Provide a safe environment: employers are legally required to provide a safe place of work for their employees, which includes performing risk assessments of their working environment. This has always been the case. As employers start to revisit those risk assessments in the context of a potential return to office-based work for all/part of the working week, it is important that the vulnerability of certain employees is taken into account in that assessment. For example, if an employer suspects that an employee is suffering from domestic abuse, they ought to be first on the list for being returned to the office environment.

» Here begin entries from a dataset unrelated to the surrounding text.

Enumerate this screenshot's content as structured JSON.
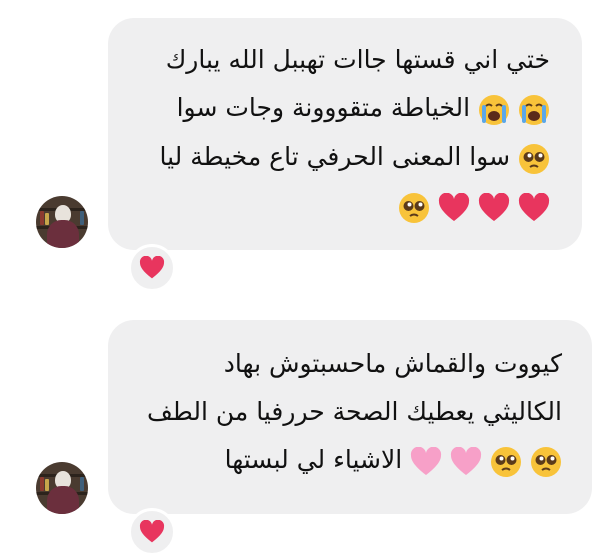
{
  "messages": [
    {
      "lines": [
        "ختي اني قستها جاات تهببل الله يبارك",
        "الخياطة متقووونة وجات سوا",
        "سوا المعنى الحرفي تاع مخيطة ليا"
      ],
      "line1_emoji": [
        "crying-face",
        "crying-face"
      ],
      "line2_emoji": [
        "pleading-face"
      ],
      "line3_emoji": [
        "pleading-face",
        "red-heart",
        "red-heart",
        "red-heart"
      ],
      "reaction": "red-heart"
    },
    {
      "lines": [
        "كيووت والقماش ماحسبتوش بهاد",
        "الكاليثي يعطيك الصحة حررفيا من الطف",
        "الاشياء لي لبستها"
      ],
      "line2_emoji": [
        "pleading-face",
        "pleading-face",
        "pink-heart",
        "pink-heart"
      ],
      "reaction": "red-heart"
    }
  ],
  "colors": {
    "bubble": "#efeff0",
    "red_heart": "#e8355e",
    "pink_heart": "#f7a0c8",
    "text": "#111111"
  }
}
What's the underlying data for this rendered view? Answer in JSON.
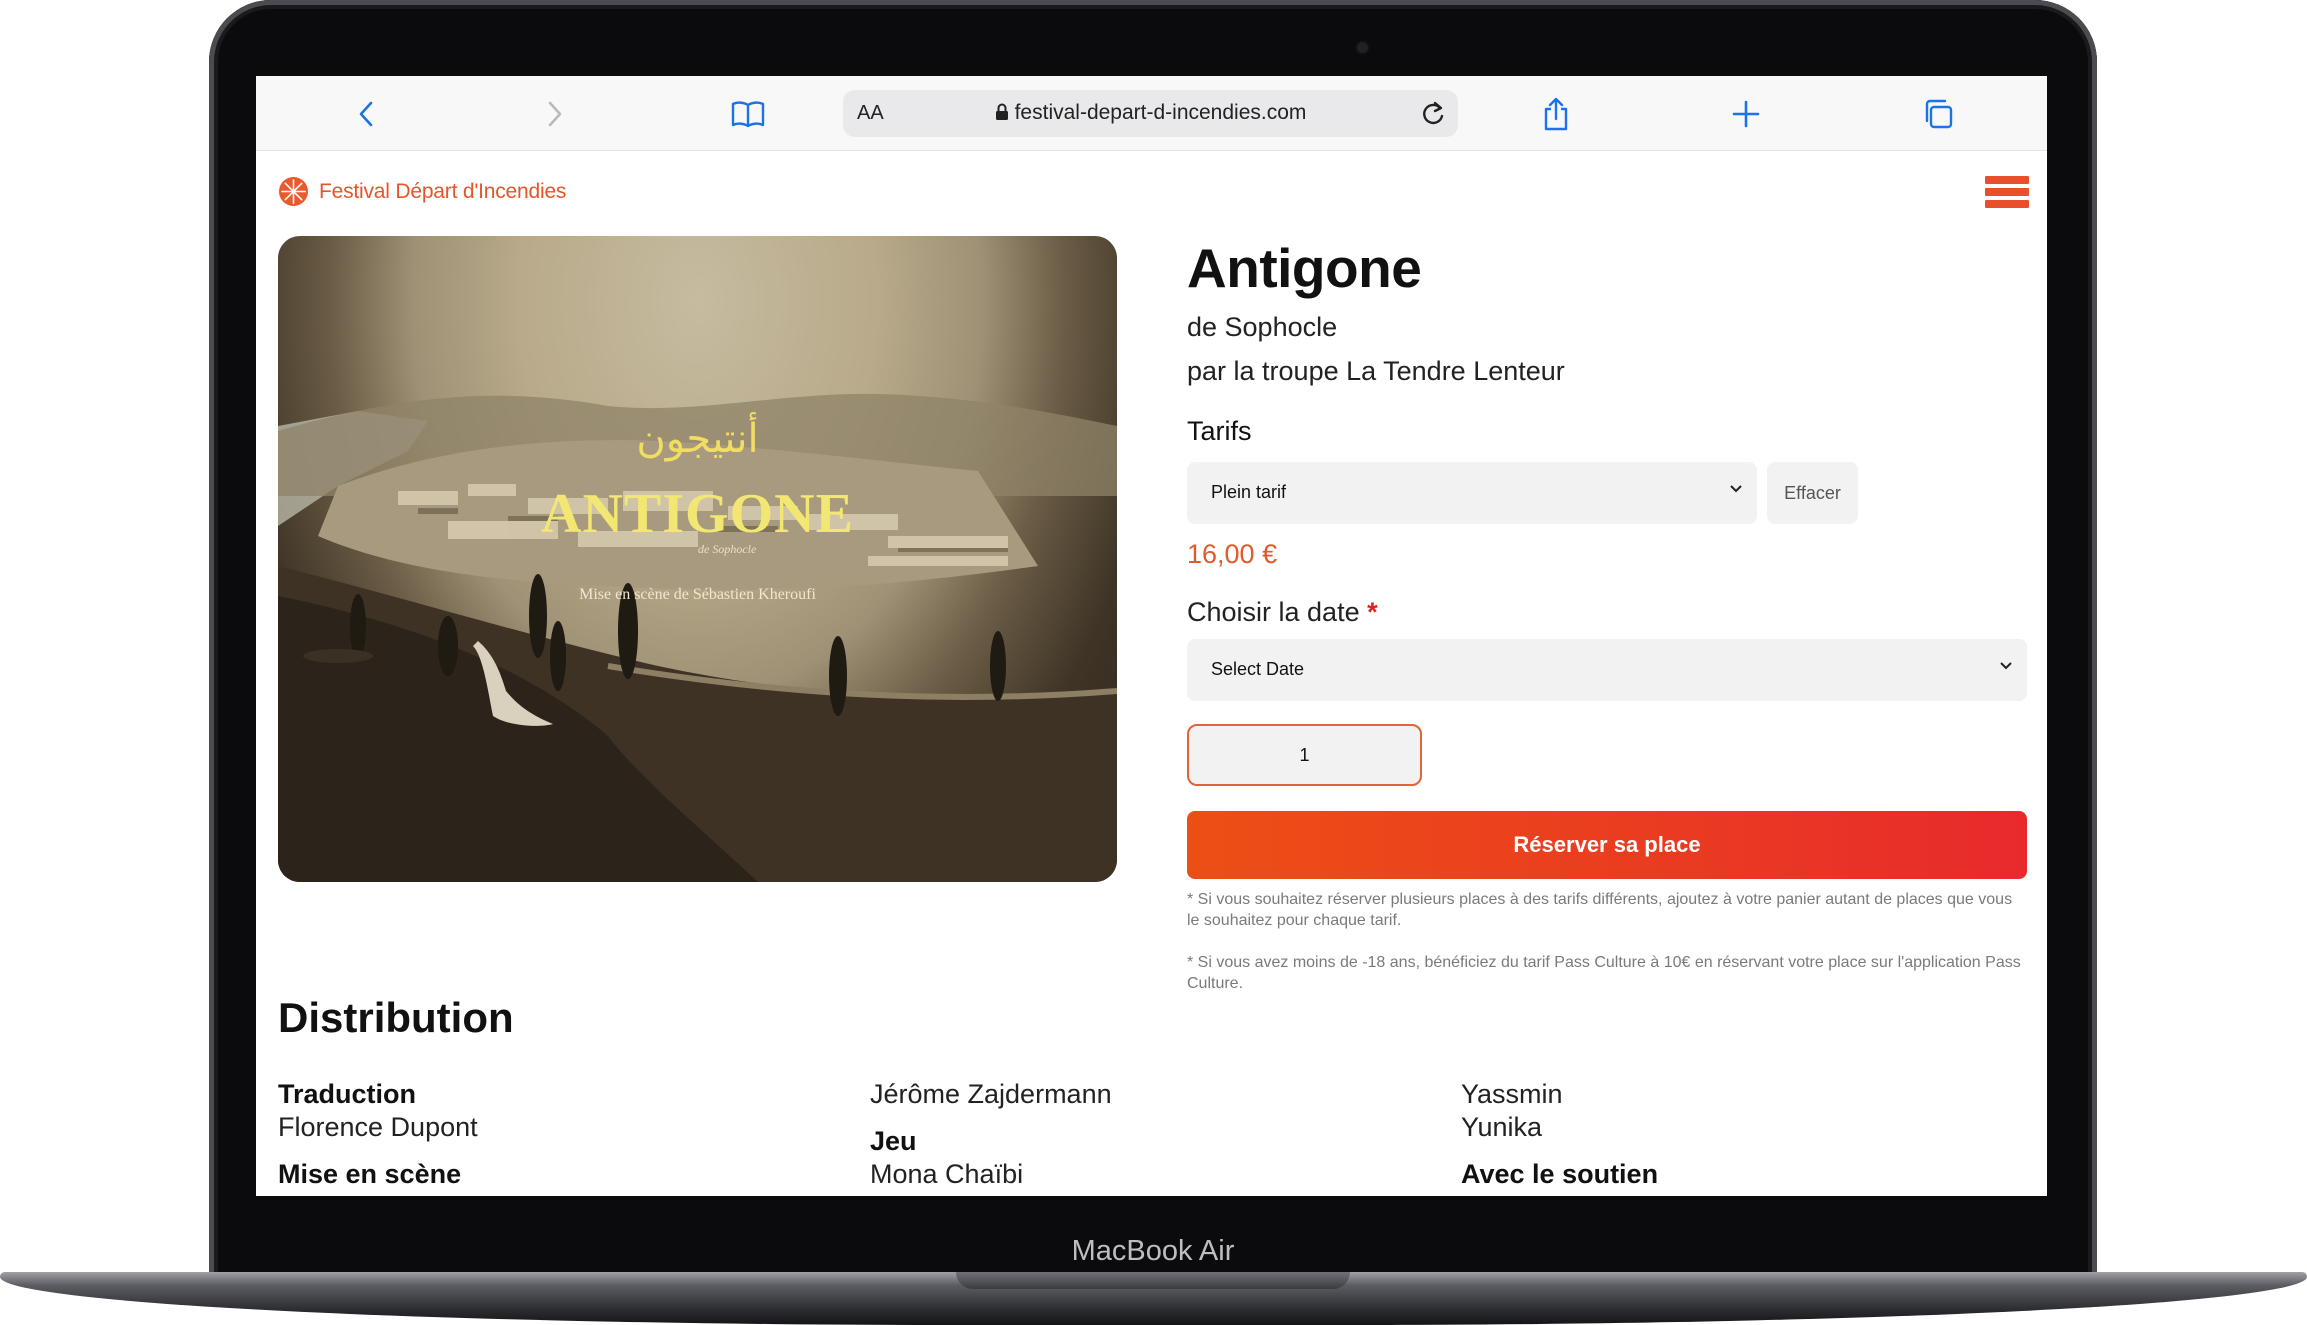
{
  "device": {
    "label": "MacBook Air"
  },
  "browser": {
    "url": "festival-depart-d-incendies.com",
    "aa": "AA",
    "icons": [
      "back-icon",
      "forward-icon",
      "bookmarks-icon",
      "lock-icon",
      "reload-icon",
      "share-icon",
      "plus-icon",
      "tabs-icon"
    ]
  },
  "site": {
    "name": "Festival Départ d'Incendies",
    "brand_color": "#e8542a"
  },
  "hero": {
    "arabic": "أنتيجون",
    "title": "ANTIGONE",
    "subtitle": "de Sophocle",
    "credit": "Mise en scène de Sébastien Kheroufi"
  },
  "product": {
    "title": "Antigone",
    "author": "de Sophocle",
    "troupe": "par la troupe La Tendre Lenteur",
    "tarifs_label": "Tarifs",
    "tarif_selected": "Plein tarif",
    "clear_label": "Effacer",
    "price": "16,00 €",
    "date_label": "Choisir la date",
    "required_mark": "*",
    "date_selected": "Select Date",
    "quantity": "1",
    "reserve_label": "Réserver sa place",
    "note1": "* Si vous souhaitez réserver plusieurs places à des tarifs différents, ajoutez à votre panier autant de places que vous le souhaitez pour chaque tarif.",
    "note2": "* Si vous avez moins de -18 ans, bénéficiez du tarif Pass Culture à 10€ en réservant votre place sur l'application Pass Culture."
  },
  "distribution": {
    "title": "Distribution",
    "col1": [
      {
        "role": "Traduction",
        "names": [
          "Florence Dupont"
        ]
      },
      {
        "role": "Mise en scène"
      }
    ],
    "col2": [
      {
        "names": [
          "Jérôme Zajdermann"
        ]
      },
      {
        "role": "Jeu",
        "names": [
          "Mona Chaïbi"
        ]
      }
    ],
    "col3": [
      {
        "names": [
          "Yassmin",
          "Yunika"
        ]
      },
      {
        "role": "Avec le soutien"
      }
    ]
  }
}
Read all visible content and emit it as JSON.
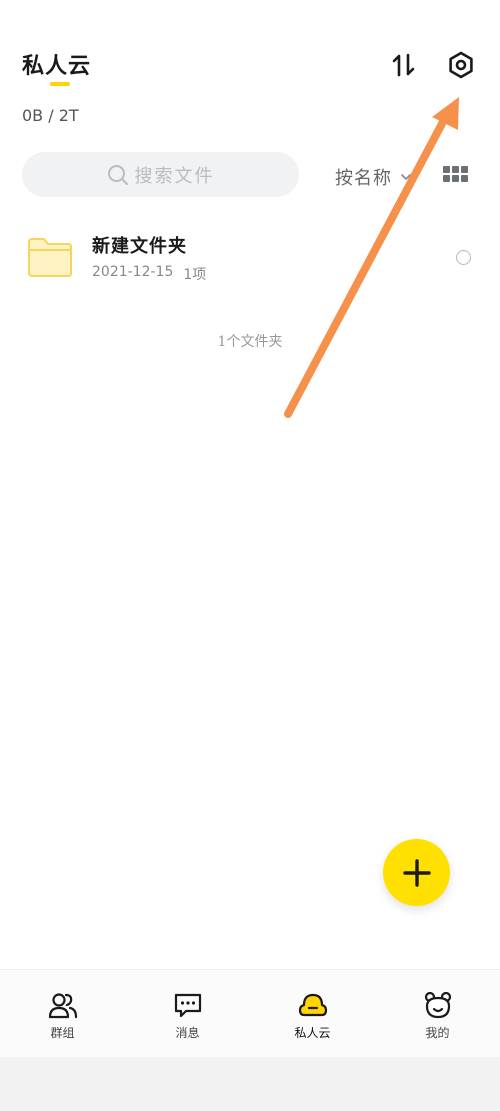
{
  "header": {
    "title": "私人云",
    "storage": "0B / 2T",
    "sort_icon": "sort-arrows-icon",
    "settings_icon": "settings-gear-icon"
  },
  "toolbar": {
    "search_placeholder": "搜索文件",
    "sort_label": "按名称",
    "view_icon": "grid-view-icon"
  },
  "files": [
    {
      "name": "新建文件夹",
      "date": "2021-12-15",
      "count": "1项",
      "icon": "folder-icon"
    }
  ],
  "folder_count": "1个文件夹",
  "fab": {
    "icon": "plus-icon"
  },
  "bottom_nav": [
    {
      "label": "群组",
      "icon": "group-icon",
      "active": false
    },
    {
      "label": "消息",
      "icon": "message-icon",
      "active": false
    },
    {
      "label": "私人云",
      "icon": "cloud-icon",
      "active": true
    },
    {
      "label": "我的",
      "icon": "profile-bear-icon",
      "active": false
    }
  ],
  "colors": {
    "accent": "#ffd400",
    "fab": "#ffe000",
    "annotation_arrow": "#f5914a",
    "folder": "#fde58a"
  }
}
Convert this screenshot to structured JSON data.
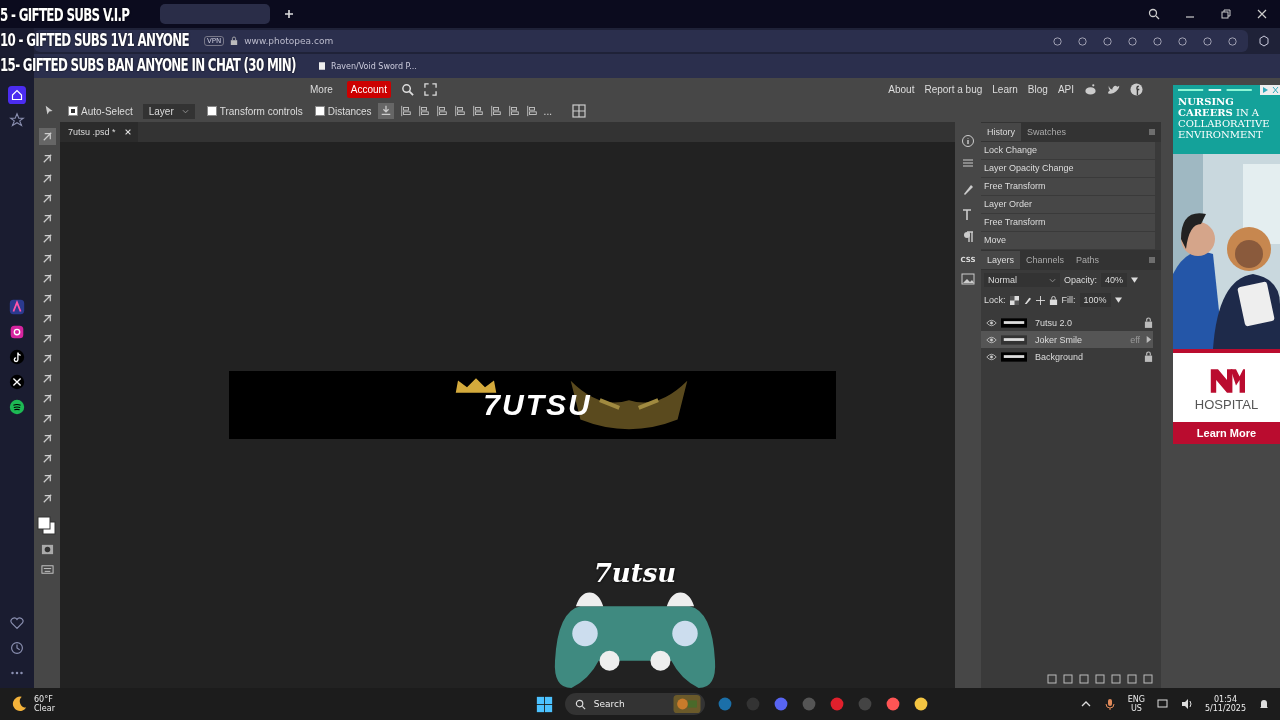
{
  "overlay": {
    "lines": [
      "5 - GIFTED SUBS V.I.P",
      "10 - GIFTED SUBS 1V1 ANYONE",
      "15- GIFTED SUBS BAN ANYONE IN CHAT (30 MIN)"
    ],
    "logo": "7utsu"
  },
  "browser": {
    "vpn": "VPN",
    "url": "www.photopea.com",
    "bookmark": "Raven/Void Sword P..."
  },
  "menu": {
    "items": [
      {
        "label": "More",
        "selected": false
      },
      {
        "label": "Account",
        "selected": true
      }
    ],
    "links": [
      "About",
      "Report a bug",
      "Learn",
      "Blog",
      "API"
    ]
  },
  "toolbar": {
    "auto_select": {
      "label": "Auto-Select",
      "checked": true
    },
    "target": "Layer",
    "transform_controls": {
      "label": "Transform controls",
      "checked": false
    },
    "distances": {
      "label": "Distances",
      "checked": false
    },
    "more": "..."
  },
  "document_tab": "7utsu .psd *",
  "banner_text": "7UTSU",
  "side_icons": {
    "css": "CSS"
  },
  "history": {
    "tabs": [
      {
        "label": "History",
        "selected": true
      },
      {
        "label": "Swatches",
        "selected": false
      }
    ],
    "items": [
      "Lock Change",
      "Layer Opacity Change",
      "Free Transform",
      "Layer Order",
      "Free Transform",
      "Move"
    ]
  },
  "layers": {
    "tabs": [
      {
        "label": "Layers",
        "selected": true
      },
      {
        "label": "Channels",
        "selected": false
      },
      {
        "label": "Paths",
        "selected": false
      }
    ],
    "blend_mode": "Normal",
    "opacity_label": "Opacity:",
    "opacity": "40%",
    "lock_label": "Lock:",
    "fill_label": "Fill:",
    "fill": "100%",
    "items": [
      {
        "name": "7utsu 2.0",
        "selected": false,
        "locked": true
      },
      {
        "name": "Joker Smile",
        "selected": true,
        "locked": false,
        "badge": "eff"
      },
      {
        "name": "Background",
        "selected": false,
        "locked": true
      }
    ]
  },
  "ad": {
    "headline": "**NURSING CAREERS** IN A COLLABORATIVE ENVIRONMENT",
    "brand": "HOSPITAL",
    "cta": "Learn More"
  },
  "taskbar": {
    "temperature": "60°F",
    "condition": "Clear",
    "search": "Search",
    "lang": "ENG",
    "region": "US",
    "time": "01:54",
    "date": "5/11/2025"
  }
}
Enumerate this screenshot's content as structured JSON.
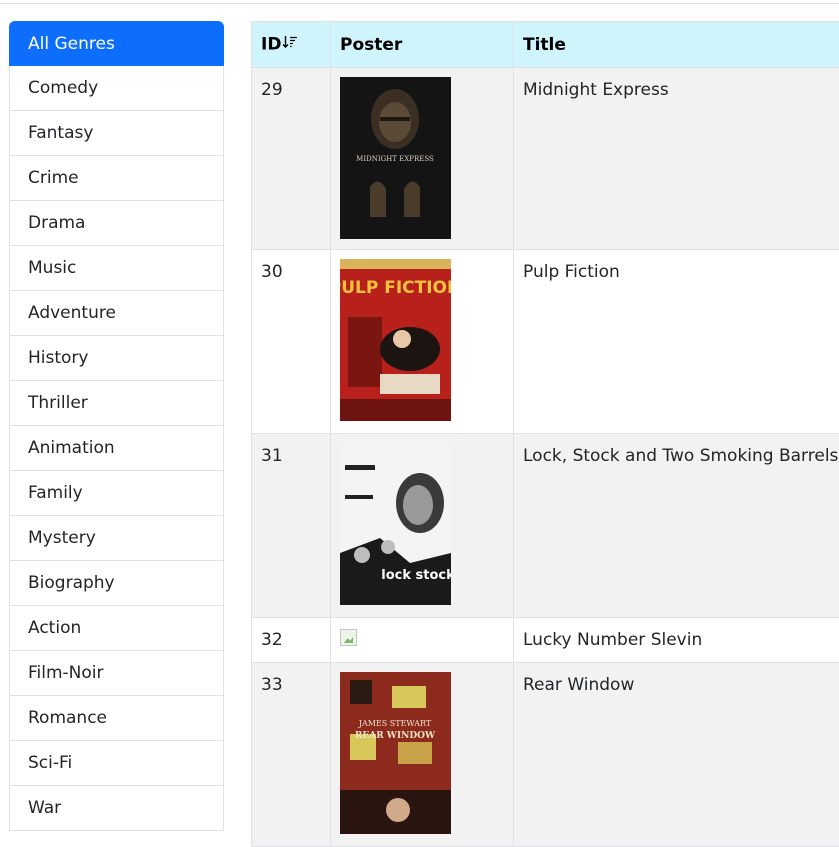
{
  "sidebar": {
    "genres": [
      {
        "label": "All Genres",
        "active": true
      },
      {
        "label": "Comedy"
      },
      {
        "label": "Fantasy"
      },
      {
        "label": "Crime"
      },
      {
        "label": "Drama"
      },
      {
        "label": "Music"
      },
      {
        "label": "Adventure"
      },
      {
        "label": "History"
      },
      {
        "label": "Thriller"
      },
      {
        "label": "Animation"
      },
      {
        "label": "Family"
      },
      {
        "label": "Mystery"
      },
      {
        "label": "Biography"
      },
      {
        "label": "Action"
      },
      {
        "label": "Film-Noir"
      },
      {
        "label": "Romance"
      },
      {
        "label": "Sci-Fi"
      },
      {
        "label": "War"
      }
    ]
  },
  "table": {
    "headers": {
      "id": "ID",
      "poster": "Poster",
      "title": "Title"
    },
    "sort_icon": "sort-descending-icon",
    "rows": [
      {
        "id": "29",
        "title": "Midnight Express",
        "poster": "midnight-express-poster"
      },
      {
        "id": "30",
        "title": "Pulp Fiction",
        "poster": "pulp-fiction-poster"
      },
      {
        "id": "31",
        "title": "Lock, Stock and Two Smoking Barrels",
        "poster": "lock-stock-poster"
      },
      {
        "id": "32",
        "title": "Lucky Number Slevin",
        "poster": "broken-image-icon"
      },
      {
        "id": "33",
        "title": "Rear Window",
        "poster": "rear-window-poster"
      }
    ]
  },
  "colors": {
    "active": "#0d6efd",
    "header": "#cff4fc",
    "stripe": "#f2f2f2",
    "border": "#dee2e6"
  },
  "poster_text": {
    "midnight_express": "MIDNIGHT EXPRESS",
    "pulp_fiction": "PULP FICTION",
    "lock_stock": "lock stock",
    "rear_window_1": "JAMES STEWART",
    "rear_window_2": "REAR WINDOW"
  }
}
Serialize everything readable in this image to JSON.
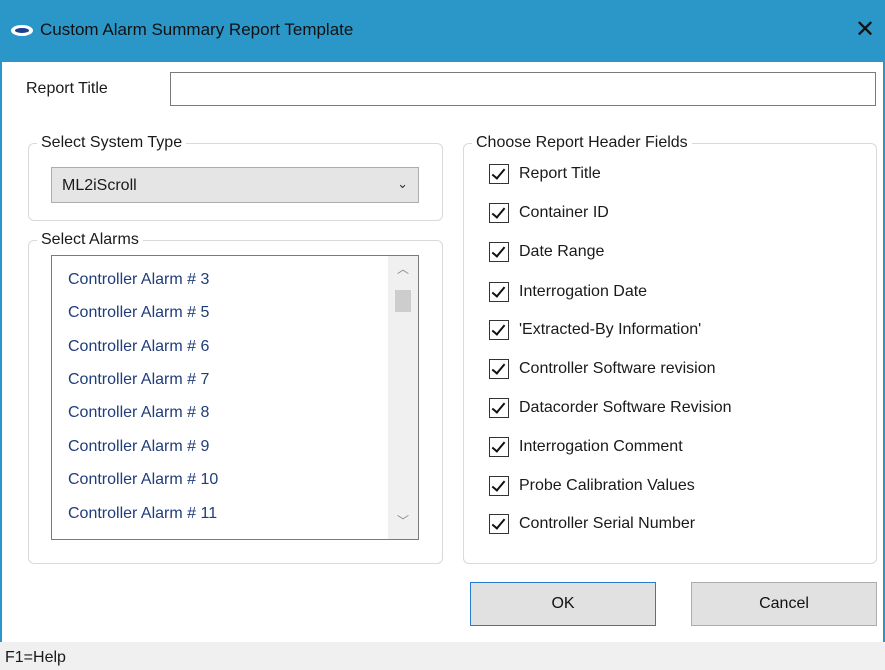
{
  "window": {
    "title": "Custom Alarm Summary Report Template",
    "close_glyph": "✕",
    "accent_color": "#2b97c9"
  },
  "report_title": {
    "label": "Report Title",
    "value": ""
  },
  "system_type": {
    "group_label": "Select System Type",
    "selected": "ML2iScroll",
    "arrow_glyph": "⌄"
  },
  "alarms": {
    "group_label": "Select Alarms",
    "items": [
      "Controller Alarm # 3",
      "Controller Alarm # 5",
      "Controller Alarm # 6",
      "Controller Alarm # 7",
      "Controller Alarm # 8",
      "Controller Alarm # 9",
      "Controller Alarm # 10",
      "Controller Alarm # 11"
    ],
    "scroll_up_glyph": "︿",
    "scroll_down_glyph": "﹀"
  },
  "header_fields": {
    "group_label": "Choose Report Header Fields",
    "items": [
      {
        "label": "Report Title",
        "checked": true
      },
      {
        "label": "Container ID",
        "checked": true
      },
      {
        "label": "Date Range",
        "checked": true
      },
      {
        "label": "Interrogation Date",
        "checked": true
      },
      {
        "label": "'Extracted-By Information'",
        "checked": true
      },
      {
        "label": "Controller Software revision",
        "checked": true
      },
      {
        "label": "Datacorder Software Revision",
        "checked": true
      },
      {
        "label": "Interrogation Comment",
        "checked": true
      },
      {
        "label": "Probe Calibration Values",
        "checked": true
      },
      {
        "label": "Controller Serial Number",
        "checked": true
      }
    ]
  },
  "buttons": {
    "ok": "OK",
    "cancel": "Cancel"
  },
  "status_bar": {
    "text": "F1=Help"
  }
}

Trust and confidence: disclosures made in confidence to line managers / HR about difficulties being experienced at home, need to be treated seriously and with the utmost confidence. It is essential that line managers are properly equipped and appropriately trained to be able to have conversations of a sensitive nature and know where to signpost employees for further help and support. A failure to handle a disclosure sensitively or in confidence could amount to a breach of the duty and result in a complaint for constructive dismissal.
Disability and reasonable adjustments: it is commonly the case that victims of domestic abuse go on to experience poor mental health or other health issues. Employers should be alive to this as a possibility and potential cause of the medical issues that have arisen. As well as being cognisant of the relevant legal duties under the Equality Act 2010 that are engaged when dealing with a situation concerning a potentially disabled employee, employers also need to be proactive in seeking to address the underlying cause and offering help and support.
The business case for employers to tackle domestic abuse head-on is overwhelming: domestic abuse and its effects are estimated to cost employers in the UK £1.6 billion annually. We also know that a staggering 2.4 million people were subject to domestic abuse in 2020 alone, the vast majority of whom will be in employment, somewhere. So, as employers, it’s time to start acting and doing what you can to effect change and provide support to the vulnerable employees in your organisations.